PayPal Holdings Inc was founded in 1198 under the name Confinity. IT was acquired by eBay in 2002 and subsequently spun off in 2015., is the most widely used online payment service in the world. PayPal has with over 286 million accounts and supports money transfers and credit card processing.
PayPal bought Xoom, an international money transfer platform, in 2015 and expanded to 32 more countries including Austria, France, Germany, Italy, Spain, and Portugal. The company also owns Venmo, Braintree, iZettle, and Tradera.
Where is PayPal Accepted?
FTC Settles with PayPal Over Venmo Privacy and Security Violations
PayPal can be used for payments online and in stores. It is the fifth most popular payment method that retailers accept. Visa credit cards are number one. PayPal is accepted as payment information by 200 million businesses worldwide.
How Do I Report Phishing Emails to Paypal?
If you receive a PayPal phishing email, forward the entire email to [email protected] Do not alter the subject line or forward the message as an attachment. Then delete the suspicious email from your inbox.

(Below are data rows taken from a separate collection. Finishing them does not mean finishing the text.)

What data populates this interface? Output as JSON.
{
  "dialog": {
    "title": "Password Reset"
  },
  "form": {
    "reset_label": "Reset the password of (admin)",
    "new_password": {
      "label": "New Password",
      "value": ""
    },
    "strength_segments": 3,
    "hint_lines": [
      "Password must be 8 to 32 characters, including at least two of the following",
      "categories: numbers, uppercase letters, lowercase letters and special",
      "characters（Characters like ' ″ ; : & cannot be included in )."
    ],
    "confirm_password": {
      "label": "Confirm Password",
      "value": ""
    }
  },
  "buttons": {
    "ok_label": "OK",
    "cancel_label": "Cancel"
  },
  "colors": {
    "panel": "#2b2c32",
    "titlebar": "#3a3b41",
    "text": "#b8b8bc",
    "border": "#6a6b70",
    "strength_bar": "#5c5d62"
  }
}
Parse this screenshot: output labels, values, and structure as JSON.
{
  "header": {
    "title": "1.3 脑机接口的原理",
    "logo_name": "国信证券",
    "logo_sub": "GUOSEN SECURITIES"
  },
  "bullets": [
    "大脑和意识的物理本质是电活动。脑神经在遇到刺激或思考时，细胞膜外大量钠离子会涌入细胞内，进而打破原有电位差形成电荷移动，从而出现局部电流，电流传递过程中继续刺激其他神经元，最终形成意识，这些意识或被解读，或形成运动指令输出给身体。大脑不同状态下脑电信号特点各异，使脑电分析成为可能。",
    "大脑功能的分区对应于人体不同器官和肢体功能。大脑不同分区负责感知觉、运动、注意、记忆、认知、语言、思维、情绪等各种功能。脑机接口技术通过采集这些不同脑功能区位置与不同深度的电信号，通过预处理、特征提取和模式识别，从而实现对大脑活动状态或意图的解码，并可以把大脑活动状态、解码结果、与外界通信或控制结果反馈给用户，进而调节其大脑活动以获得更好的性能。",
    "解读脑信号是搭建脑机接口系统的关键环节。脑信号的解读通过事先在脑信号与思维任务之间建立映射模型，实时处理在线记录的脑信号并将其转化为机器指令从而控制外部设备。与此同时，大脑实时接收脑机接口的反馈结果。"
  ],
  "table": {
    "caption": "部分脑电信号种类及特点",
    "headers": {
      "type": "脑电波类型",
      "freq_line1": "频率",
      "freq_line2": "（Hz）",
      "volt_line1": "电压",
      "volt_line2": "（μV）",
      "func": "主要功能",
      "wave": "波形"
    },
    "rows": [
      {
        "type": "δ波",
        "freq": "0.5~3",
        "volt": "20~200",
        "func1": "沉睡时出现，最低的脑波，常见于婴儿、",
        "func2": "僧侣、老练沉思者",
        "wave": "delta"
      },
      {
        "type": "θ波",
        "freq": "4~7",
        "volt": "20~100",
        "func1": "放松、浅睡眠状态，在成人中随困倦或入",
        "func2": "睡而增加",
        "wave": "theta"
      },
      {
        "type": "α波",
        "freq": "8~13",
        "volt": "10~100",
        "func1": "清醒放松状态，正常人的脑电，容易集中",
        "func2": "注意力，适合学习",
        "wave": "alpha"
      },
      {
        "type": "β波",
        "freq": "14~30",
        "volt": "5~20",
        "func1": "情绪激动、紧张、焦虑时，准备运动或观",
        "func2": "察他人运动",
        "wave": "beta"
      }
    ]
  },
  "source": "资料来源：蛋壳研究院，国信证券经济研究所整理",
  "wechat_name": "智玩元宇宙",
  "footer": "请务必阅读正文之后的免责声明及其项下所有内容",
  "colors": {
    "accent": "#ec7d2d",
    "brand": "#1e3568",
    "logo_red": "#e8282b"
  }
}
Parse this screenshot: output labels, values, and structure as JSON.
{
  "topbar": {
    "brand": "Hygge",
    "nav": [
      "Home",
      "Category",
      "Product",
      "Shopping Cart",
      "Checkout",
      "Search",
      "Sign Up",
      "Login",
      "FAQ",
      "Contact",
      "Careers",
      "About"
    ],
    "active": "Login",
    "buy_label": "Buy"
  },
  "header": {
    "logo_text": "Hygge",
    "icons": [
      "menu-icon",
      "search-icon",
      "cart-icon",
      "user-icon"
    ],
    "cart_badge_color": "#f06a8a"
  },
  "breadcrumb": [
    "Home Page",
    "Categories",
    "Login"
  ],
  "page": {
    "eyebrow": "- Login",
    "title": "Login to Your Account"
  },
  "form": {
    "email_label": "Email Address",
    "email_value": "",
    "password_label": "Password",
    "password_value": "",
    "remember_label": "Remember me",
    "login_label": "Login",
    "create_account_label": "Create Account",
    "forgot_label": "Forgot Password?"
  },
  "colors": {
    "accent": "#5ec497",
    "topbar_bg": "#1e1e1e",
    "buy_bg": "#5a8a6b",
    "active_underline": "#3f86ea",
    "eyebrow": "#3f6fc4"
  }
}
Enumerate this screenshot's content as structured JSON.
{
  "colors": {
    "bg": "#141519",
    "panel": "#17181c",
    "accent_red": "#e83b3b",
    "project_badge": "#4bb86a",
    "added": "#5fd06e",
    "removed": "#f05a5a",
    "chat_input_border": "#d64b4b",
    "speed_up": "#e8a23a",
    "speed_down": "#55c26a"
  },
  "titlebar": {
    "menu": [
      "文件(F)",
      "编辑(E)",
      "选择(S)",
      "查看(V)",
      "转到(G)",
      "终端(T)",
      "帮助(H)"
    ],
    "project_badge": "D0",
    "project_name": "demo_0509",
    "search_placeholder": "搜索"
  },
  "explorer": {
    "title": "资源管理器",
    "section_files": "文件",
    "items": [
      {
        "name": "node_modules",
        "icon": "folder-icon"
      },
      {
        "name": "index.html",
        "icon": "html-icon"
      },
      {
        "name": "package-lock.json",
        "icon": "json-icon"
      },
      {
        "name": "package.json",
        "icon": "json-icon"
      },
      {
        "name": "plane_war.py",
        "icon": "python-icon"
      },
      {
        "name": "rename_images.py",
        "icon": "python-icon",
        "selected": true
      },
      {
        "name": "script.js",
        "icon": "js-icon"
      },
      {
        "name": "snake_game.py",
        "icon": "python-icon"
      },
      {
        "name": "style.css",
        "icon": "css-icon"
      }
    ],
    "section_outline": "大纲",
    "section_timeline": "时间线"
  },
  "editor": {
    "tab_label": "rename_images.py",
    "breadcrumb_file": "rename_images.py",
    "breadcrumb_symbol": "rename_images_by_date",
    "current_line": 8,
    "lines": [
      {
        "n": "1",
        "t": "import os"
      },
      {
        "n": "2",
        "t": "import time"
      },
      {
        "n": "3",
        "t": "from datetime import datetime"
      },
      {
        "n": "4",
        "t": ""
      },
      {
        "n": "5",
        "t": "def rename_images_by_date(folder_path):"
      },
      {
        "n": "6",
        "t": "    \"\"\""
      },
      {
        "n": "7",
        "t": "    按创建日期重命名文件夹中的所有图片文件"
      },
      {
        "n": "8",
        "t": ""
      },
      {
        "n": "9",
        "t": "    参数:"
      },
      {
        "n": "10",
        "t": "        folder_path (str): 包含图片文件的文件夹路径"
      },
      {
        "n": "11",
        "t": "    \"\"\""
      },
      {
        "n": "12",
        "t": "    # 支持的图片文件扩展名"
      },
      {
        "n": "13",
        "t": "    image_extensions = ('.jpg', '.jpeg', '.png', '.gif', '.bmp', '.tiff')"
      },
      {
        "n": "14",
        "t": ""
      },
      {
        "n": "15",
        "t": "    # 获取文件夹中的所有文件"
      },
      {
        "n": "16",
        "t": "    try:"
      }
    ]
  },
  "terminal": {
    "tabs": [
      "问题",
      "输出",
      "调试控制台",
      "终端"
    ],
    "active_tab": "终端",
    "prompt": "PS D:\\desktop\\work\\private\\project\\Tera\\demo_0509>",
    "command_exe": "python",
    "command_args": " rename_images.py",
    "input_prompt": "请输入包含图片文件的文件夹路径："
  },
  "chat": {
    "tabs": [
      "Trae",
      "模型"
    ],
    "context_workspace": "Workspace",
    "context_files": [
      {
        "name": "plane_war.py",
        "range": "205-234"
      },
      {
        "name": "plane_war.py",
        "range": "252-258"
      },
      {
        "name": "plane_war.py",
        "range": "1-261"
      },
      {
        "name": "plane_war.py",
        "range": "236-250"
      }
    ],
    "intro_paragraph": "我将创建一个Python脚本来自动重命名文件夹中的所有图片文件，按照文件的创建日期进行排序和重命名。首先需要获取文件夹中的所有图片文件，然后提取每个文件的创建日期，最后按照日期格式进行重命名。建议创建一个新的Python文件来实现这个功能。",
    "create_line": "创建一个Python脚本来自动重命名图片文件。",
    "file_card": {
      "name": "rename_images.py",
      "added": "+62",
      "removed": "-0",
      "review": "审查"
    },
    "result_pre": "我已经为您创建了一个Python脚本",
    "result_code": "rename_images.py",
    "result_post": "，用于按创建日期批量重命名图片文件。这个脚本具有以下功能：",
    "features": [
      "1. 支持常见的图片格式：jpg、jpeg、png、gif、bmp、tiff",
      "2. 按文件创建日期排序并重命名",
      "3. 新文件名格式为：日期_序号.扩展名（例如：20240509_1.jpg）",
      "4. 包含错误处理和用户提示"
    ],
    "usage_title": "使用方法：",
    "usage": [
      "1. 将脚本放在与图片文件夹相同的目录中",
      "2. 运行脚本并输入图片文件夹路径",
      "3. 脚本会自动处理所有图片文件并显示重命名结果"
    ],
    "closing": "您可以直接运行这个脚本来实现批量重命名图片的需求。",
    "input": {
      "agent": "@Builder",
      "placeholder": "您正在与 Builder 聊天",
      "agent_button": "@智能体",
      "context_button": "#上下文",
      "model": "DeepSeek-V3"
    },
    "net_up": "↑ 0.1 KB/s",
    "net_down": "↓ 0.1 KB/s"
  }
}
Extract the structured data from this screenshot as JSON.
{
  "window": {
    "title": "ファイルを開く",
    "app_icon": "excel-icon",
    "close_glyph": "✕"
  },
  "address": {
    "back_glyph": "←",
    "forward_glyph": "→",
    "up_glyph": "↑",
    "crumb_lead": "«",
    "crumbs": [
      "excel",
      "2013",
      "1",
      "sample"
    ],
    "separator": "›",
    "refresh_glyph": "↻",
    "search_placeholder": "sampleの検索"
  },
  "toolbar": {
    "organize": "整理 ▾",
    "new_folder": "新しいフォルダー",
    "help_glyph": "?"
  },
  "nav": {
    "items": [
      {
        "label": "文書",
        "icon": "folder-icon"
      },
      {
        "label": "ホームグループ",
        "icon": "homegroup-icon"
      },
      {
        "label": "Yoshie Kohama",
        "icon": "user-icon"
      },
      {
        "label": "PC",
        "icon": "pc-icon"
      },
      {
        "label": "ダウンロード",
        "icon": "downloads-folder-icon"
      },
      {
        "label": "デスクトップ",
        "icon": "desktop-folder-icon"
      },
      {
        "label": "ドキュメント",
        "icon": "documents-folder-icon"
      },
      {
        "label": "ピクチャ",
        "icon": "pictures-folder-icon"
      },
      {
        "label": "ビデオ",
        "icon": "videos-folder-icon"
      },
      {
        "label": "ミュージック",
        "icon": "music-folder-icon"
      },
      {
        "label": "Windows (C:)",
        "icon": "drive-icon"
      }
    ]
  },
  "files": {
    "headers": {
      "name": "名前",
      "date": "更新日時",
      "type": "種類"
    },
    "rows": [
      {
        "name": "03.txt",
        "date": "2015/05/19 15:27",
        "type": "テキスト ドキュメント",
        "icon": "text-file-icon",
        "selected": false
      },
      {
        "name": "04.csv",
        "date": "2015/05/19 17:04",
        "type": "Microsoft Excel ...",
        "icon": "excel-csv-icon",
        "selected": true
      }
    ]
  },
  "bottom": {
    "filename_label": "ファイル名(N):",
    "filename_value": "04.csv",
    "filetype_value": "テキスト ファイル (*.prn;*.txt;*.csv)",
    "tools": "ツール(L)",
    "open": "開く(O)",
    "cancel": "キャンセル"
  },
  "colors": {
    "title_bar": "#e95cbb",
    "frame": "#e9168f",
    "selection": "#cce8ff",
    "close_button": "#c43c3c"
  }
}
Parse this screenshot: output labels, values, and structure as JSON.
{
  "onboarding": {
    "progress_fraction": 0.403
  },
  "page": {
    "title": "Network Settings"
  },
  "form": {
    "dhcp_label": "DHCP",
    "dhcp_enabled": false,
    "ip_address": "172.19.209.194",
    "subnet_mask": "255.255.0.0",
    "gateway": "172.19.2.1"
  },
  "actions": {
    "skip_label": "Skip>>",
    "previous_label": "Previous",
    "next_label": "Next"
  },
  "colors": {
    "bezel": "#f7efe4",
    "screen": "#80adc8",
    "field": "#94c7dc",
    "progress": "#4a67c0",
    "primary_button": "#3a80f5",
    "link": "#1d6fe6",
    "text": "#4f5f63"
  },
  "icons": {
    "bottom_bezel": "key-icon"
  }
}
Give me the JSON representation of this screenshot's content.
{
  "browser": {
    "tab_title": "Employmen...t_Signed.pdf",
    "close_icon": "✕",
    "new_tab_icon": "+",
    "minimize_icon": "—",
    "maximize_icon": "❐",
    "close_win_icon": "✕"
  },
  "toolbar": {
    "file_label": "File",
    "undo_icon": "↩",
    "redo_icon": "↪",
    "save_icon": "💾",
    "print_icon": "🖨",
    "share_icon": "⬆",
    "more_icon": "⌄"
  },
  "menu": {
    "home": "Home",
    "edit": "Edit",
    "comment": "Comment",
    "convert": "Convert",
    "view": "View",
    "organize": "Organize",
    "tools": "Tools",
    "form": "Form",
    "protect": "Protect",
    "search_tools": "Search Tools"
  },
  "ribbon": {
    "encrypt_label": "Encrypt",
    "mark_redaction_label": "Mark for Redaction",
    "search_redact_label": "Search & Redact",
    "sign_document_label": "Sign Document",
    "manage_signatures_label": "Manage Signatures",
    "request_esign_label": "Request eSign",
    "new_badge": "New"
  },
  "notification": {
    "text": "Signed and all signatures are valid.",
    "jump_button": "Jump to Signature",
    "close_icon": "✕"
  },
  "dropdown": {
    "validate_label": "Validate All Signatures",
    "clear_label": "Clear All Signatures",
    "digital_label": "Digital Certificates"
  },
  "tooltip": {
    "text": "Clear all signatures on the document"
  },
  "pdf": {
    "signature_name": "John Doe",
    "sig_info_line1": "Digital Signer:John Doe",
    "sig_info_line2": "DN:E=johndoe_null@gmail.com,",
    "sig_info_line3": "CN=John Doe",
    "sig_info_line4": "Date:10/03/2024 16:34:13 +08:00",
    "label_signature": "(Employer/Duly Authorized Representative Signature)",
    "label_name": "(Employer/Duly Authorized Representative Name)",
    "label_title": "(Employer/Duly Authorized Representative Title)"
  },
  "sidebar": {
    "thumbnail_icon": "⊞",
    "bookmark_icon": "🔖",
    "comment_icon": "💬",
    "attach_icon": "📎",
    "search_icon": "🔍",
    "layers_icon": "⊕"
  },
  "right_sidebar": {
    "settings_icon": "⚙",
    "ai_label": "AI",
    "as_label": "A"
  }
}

Michelle writes about cyber security, data privacy focusing on social media privacy as well as how to protect your IoT devices. She She has worked in internet technology for over 20 years and owns METRONY, LLC. Michelle earned a B.S. in Engineering from Rensselaer Polytechnic Institute. Michelle published a guide to Cyber Security for Business Travelers